- They also felt that further discovery is not proportional to the needs of the case
- And lastly, they believed they had no obligation to produce any further documents responsive to the search terms.
Well, regarding number 1, a document is either a duplicate or not and I have no idea what unreasonably duplicative means. I think they were going for substantively duplicative, but as we will see the Court wasn’t buying it.
As for the 2nd argument, would adding 4 documents to a production tip the scales of proportionality? On the 3rd point, how did they come to the conclusion that they didn’t have an obligation when they agreed to produce all documents responsive to the search term list provided by Plaintiff? Baffling on all 3 points.
Discovery Scope and Limits
Scope in General – Unless otherwise limited by court order, the scope of discovery is as follows: Parties may obtain discovery regarding:
- any non-privileged matter that is relevant to any party’s claim or defense
- and proportional to the needs of the case,
- considering the importance of the issues at stake in the action,
- the amount in controversy,
- the parties’ relative access to relevant information,
- the parties’ resources,
- the importance of the discovery in resolving the issues,
- and whether the burden or expense of the proposed discovery outweighs its likely benefit.
Information within this scope of discovery need not be admissible in evidence to be discoverable.
Court’s Opinion on Fulfillment of eDiscovery Requirements
As to the first argument that the emails were unreasonably duplicative the Court stated:
“Although the forms themselves have already been produced and discussed in multiple depositions a defendant does not have discretion to decide to withhold relevant, responsive documents absent some showing that producing the document is not proportional to the needs of the case. SCI has made no such showing.”
As to the second argument that additional discovery was not proportional, the Court stated:
Defendants’ “withholding of these four relevant documents—emails that are responsive to the search terms and say either ’Serenity‘ or ’Friedel‘—without any showing of burden that would render production out of proportion to the needs of the case was improper.”
My comment – It’s 4 emails, not 40,000.
And as to the last argument the Court simply stated, “[a] party cannot unilaterally decide that there has been enough discovery on a given topic.”
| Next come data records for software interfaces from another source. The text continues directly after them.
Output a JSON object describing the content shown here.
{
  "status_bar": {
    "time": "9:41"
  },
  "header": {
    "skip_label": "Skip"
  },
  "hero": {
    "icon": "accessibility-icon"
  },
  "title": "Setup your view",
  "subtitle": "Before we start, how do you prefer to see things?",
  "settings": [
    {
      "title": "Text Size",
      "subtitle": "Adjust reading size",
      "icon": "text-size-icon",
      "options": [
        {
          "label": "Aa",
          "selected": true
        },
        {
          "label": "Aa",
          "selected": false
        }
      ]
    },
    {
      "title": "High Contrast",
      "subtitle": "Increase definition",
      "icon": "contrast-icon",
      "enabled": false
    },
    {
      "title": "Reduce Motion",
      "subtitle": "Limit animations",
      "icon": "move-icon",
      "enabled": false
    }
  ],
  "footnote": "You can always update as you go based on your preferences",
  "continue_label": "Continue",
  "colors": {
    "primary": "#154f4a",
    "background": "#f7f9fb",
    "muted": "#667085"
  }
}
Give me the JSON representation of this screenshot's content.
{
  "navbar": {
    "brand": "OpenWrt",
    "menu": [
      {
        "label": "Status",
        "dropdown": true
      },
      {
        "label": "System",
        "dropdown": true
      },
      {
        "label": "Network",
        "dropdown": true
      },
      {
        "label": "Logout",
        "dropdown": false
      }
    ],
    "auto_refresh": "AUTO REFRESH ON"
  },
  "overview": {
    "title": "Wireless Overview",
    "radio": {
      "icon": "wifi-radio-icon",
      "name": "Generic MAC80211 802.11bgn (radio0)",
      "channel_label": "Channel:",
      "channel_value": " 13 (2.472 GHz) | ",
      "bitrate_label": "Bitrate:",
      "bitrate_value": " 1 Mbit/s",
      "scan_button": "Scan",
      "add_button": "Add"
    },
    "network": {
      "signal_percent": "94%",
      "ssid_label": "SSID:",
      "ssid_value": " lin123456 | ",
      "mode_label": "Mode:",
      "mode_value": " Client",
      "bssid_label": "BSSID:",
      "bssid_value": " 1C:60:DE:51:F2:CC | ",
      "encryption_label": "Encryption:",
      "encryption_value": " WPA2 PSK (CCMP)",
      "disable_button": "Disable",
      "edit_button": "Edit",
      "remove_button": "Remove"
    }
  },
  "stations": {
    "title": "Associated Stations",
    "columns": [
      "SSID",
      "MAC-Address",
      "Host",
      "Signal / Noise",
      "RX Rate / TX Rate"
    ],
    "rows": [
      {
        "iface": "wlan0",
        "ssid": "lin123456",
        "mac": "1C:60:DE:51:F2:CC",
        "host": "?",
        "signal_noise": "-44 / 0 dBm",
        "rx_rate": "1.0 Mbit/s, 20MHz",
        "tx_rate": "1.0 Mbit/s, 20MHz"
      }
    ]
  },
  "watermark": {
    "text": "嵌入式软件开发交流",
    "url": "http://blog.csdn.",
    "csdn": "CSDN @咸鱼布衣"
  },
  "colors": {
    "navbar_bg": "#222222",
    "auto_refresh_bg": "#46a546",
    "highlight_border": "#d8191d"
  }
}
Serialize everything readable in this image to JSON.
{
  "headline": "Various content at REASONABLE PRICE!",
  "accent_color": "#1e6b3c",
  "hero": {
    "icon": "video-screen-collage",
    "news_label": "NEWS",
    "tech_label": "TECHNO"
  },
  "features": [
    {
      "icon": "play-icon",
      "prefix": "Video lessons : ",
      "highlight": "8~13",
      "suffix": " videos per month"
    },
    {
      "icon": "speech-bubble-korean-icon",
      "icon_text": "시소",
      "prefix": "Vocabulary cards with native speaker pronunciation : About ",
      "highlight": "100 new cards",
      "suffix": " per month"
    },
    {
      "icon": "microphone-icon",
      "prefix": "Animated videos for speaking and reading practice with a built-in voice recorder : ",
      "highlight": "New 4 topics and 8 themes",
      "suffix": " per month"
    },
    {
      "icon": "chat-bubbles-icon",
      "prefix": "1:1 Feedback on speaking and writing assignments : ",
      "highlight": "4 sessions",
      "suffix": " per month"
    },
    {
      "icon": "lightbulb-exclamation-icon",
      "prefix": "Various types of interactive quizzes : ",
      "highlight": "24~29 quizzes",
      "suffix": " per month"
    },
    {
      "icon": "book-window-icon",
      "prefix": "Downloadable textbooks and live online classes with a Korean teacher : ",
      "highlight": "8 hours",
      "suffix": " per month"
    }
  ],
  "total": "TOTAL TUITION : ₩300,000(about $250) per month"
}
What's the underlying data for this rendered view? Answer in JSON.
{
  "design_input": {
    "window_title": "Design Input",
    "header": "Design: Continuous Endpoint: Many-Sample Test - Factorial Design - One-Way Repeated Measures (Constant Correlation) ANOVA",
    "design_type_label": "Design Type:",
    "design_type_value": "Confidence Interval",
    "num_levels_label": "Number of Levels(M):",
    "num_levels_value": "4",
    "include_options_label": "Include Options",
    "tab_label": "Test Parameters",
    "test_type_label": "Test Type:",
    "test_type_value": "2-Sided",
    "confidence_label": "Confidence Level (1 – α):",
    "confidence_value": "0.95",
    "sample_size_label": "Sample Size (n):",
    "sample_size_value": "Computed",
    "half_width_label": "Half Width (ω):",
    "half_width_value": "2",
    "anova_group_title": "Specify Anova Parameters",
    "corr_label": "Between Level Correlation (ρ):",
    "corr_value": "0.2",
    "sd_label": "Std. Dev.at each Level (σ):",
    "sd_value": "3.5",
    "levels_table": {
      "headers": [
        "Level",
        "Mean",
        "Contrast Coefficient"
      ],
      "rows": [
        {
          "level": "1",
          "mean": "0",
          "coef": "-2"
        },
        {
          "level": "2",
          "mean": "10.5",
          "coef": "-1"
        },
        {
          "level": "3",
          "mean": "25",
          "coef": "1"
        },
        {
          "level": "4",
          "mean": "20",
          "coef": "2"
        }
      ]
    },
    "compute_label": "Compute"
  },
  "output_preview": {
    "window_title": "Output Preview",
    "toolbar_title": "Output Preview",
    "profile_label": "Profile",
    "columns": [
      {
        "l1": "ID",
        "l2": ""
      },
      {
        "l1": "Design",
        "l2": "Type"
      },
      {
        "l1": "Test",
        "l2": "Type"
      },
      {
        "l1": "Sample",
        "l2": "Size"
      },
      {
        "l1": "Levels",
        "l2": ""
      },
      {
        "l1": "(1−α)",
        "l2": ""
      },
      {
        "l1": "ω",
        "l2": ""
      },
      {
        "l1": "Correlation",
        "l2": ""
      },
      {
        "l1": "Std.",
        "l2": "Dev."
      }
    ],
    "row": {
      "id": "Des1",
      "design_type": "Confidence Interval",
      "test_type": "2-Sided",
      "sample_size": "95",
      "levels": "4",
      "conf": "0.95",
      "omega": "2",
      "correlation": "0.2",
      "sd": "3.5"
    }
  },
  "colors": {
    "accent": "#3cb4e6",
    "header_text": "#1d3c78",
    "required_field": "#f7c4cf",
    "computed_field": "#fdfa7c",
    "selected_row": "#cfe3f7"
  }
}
The Court also stated that these four emails may indicate that other relevant ESI was being withheld and ordered Defendant “to produce all non-privileged, relevant documents that include the search terms ’Serenity‘ or ’Friedel’.”
Discovery Procedures Must be Defensible
In my opinion this appears to be either hide the ball tactics or ignorance on the side of the defendants’. Neither one is good. Plaintiff was right to question the production of relevant ESI based on the inconsistencies with the hit list and number of produced documents. However, I would have gone a few steps further and questioned defendants’ counsel on how they conducted discovery.
- Did they hire an outside expert or eDiscovery vendor to assist with their discovery obligations?
- What specific software applications were used to conduct the search and production?
- What method of search did they use?
- Was the entire universe of documents in play completely indexed and searched?
- What about documents not containing text (i.e. non-text PDF files)?
What about the privilege log issue? Plaintiffs’ contention was that it only listed 3 emails and the log itself was deplete of information that would allow Plaintiff or the Court to evaluate whether privilege applies. I am assuming they listed 3 emails and provided no corresponding metadata such as sender, recipient, subject, etc. That’s not a privilege log.
Plaintiffs asked the Court to waive privilege due to these deficiencies, but the Court denied the request and instead ordered Defendant to produce an adequate log at a later date.
More hide the ball or plain ignorance on the part of the Defendant? As Oscar Wilde said: “Ignorance is like a delicate exotic fruit; touch it and the bloom is gone.” I’m not 100% positive but I think that translates to: If you are facing a discovery request and you are a delicate exotic fruit then find an expert gardener or you could end up in a worse situation than missing a bloom or two.